### Problem to solve:
Only lines holding the word "close" are wanted from the records; copy all of them.

### Available data:
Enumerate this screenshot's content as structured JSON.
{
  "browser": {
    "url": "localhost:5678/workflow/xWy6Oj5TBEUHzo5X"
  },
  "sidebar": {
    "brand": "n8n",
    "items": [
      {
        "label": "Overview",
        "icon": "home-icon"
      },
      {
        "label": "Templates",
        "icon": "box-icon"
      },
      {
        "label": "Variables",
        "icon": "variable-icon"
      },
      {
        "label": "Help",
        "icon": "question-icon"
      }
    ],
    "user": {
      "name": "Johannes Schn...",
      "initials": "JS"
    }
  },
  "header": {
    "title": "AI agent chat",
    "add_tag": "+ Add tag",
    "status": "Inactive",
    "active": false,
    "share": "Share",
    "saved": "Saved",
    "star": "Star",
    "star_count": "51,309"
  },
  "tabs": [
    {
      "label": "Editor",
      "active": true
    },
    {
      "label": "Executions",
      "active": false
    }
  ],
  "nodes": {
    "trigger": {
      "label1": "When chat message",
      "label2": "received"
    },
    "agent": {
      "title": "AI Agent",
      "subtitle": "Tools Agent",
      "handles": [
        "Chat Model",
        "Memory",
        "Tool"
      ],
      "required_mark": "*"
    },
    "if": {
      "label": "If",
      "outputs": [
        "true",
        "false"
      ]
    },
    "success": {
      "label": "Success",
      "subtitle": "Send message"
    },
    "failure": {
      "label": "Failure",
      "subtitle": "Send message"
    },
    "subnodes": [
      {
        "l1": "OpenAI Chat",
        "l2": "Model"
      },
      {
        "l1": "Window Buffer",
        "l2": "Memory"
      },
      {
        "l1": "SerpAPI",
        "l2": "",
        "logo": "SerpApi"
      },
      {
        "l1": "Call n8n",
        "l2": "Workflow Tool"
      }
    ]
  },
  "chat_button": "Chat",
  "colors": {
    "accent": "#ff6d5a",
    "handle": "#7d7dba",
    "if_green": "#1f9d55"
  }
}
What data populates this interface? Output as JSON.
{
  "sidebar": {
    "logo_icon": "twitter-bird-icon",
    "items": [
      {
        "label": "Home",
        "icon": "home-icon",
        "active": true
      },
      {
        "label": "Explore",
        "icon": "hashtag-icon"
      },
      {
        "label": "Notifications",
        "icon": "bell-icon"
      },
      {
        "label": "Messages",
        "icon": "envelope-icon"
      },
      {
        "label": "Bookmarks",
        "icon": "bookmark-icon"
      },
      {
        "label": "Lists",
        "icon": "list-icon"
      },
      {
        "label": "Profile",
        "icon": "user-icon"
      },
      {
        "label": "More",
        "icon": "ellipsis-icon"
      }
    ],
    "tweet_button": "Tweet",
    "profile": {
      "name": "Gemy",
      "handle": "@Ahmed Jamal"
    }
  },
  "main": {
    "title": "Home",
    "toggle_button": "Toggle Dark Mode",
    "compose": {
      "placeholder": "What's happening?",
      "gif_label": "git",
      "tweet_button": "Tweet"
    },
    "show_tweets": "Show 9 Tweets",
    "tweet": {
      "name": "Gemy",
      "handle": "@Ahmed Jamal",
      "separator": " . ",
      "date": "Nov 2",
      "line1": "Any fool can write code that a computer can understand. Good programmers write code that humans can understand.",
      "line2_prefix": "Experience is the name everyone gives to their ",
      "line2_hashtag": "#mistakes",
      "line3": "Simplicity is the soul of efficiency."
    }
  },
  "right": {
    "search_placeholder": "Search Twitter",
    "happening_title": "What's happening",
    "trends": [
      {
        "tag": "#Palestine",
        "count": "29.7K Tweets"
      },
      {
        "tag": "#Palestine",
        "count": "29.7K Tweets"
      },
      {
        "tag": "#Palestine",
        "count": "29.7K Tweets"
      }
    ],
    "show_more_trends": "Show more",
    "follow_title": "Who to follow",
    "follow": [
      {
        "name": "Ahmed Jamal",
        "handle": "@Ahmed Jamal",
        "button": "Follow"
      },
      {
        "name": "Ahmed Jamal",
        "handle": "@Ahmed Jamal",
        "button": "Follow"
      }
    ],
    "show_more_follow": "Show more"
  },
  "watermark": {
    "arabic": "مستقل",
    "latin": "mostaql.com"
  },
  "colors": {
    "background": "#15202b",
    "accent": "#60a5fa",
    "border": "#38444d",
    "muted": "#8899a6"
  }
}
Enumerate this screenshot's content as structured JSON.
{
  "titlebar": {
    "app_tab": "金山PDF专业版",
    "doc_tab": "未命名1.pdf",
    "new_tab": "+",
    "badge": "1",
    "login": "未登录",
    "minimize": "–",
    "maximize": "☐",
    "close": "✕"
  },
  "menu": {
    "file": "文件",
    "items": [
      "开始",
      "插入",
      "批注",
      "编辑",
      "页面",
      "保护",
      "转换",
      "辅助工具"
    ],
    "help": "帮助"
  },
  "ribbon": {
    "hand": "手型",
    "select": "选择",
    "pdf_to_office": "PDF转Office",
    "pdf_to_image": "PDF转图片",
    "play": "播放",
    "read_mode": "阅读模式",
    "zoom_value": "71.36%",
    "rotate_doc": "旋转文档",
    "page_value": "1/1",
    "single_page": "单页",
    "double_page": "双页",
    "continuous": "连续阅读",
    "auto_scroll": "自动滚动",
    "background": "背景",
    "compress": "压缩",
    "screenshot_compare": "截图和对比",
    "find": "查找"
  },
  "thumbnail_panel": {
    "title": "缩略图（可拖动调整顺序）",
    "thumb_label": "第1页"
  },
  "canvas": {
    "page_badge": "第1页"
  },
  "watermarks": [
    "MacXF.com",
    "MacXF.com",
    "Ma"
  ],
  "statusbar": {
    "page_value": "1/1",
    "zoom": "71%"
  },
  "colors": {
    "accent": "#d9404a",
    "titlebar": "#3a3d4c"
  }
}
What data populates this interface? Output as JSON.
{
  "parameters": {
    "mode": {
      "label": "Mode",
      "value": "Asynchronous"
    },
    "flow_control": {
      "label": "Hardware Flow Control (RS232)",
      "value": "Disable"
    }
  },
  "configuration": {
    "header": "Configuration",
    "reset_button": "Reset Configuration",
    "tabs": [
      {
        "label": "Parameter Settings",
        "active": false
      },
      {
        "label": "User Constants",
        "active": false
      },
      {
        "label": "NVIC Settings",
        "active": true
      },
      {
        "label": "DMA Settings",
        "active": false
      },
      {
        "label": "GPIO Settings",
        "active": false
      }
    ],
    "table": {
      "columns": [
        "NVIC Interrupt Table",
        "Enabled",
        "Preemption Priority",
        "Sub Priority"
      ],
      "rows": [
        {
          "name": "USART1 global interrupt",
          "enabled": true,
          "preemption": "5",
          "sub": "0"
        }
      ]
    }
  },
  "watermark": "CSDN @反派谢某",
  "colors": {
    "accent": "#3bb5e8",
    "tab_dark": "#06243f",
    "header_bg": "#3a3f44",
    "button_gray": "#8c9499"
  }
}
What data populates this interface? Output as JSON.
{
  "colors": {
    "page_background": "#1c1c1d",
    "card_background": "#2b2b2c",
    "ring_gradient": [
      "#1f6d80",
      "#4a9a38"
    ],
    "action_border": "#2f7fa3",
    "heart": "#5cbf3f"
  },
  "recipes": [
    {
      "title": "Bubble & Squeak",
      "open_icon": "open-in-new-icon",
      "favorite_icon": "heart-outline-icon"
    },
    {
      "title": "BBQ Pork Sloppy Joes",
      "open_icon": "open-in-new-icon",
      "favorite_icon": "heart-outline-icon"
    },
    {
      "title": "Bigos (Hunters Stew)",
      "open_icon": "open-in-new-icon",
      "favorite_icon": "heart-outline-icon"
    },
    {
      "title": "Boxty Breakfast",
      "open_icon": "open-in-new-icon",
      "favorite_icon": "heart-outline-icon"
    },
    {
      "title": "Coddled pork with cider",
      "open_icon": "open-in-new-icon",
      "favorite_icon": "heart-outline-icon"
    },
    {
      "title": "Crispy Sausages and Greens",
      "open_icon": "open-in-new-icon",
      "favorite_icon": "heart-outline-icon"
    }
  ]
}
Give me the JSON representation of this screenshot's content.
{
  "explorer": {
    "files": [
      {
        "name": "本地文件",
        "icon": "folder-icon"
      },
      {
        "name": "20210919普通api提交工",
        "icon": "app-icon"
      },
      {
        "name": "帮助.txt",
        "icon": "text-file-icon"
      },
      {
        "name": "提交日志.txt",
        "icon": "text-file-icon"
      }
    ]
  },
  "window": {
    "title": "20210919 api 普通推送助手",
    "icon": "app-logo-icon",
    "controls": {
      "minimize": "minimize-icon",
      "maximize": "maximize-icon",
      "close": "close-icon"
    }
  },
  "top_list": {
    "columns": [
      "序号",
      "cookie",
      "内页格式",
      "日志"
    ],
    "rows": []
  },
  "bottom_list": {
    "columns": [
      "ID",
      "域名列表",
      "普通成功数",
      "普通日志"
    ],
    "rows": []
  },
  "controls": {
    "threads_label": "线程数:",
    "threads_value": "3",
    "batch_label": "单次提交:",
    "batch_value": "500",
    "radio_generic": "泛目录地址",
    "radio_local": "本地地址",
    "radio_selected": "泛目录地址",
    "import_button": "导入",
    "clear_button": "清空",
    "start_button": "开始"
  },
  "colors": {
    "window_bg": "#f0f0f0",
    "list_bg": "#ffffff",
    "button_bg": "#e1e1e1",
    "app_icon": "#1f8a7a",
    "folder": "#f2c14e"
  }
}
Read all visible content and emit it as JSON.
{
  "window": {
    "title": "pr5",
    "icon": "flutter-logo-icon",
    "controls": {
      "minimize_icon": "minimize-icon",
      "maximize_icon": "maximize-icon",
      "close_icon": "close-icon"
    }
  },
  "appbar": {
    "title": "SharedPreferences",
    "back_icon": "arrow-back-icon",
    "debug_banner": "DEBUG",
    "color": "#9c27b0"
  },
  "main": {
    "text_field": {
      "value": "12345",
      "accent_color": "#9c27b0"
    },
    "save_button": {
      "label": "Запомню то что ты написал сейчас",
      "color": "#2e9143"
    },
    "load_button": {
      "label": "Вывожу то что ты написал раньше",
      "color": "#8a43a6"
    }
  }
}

### Exercise solution:
    "close": "✕"
      "close": "close-icon"
      "close_icon": "close-icon"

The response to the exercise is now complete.